[Start of section]
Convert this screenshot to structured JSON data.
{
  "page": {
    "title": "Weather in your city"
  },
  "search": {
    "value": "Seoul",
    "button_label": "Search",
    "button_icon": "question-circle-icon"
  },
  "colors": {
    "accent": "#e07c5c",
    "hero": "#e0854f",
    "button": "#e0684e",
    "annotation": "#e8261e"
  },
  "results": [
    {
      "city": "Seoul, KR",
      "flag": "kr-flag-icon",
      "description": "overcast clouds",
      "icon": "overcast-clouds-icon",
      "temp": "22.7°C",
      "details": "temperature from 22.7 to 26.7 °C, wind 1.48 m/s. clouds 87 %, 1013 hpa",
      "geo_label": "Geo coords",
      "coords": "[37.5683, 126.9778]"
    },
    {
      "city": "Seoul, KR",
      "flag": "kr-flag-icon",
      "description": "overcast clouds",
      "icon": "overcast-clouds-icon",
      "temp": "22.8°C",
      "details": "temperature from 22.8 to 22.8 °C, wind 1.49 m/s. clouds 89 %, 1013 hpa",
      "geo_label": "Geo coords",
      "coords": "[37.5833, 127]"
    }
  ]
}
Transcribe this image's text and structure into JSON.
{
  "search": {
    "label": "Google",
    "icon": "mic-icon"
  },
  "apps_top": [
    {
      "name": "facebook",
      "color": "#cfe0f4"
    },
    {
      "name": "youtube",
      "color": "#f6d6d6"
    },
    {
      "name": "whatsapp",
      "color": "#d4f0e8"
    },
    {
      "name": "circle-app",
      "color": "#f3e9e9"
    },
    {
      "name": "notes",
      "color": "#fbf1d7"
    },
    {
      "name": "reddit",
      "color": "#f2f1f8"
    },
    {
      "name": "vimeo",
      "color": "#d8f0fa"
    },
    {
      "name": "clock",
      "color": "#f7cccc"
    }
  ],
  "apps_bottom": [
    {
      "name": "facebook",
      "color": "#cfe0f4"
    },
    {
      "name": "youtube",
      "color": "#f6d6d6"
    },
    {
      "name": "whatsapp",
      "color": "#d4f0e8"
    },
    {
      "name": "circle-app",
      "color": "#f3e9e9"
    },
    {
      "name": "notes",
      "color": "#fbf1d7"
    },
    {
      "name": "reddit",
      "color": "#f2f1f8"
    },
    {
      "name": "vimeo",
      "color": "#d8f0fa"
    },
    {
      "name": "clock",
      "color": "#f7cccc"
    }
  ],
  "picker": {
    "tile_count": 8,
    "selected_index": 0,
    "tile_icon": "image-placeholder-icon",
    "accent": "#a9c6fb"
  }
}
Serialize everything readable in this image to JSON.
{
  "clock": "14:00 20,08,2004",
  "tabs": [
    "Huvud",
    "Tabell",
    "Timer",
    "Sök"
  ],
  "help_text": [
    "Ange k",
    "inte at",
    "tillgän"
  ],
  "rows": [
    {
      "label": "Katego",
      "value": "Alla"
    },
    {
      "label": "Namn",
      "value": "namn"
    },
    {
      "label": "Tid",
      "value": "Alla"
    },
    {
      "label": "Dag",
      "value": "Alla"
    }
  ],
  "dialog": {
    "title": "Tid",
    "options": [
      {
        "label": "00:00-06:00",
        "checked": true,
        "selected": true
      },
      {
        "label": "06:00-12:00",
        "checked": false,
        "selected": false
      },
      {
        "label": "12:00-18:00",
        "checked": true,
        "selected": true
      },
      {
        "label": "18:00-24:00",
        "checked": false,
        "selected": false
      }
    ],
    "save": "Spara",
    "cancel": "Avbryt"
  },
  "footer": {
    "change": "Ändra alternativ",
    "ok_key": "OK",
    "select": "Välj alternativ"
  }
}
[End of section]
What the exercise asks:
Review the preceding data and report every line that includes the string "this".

Result of the exercise:
Convert this screenshot to structured JSON data.
Transcribe this image's text and structure into JSON.
Serialize everything readable in this image to JSON.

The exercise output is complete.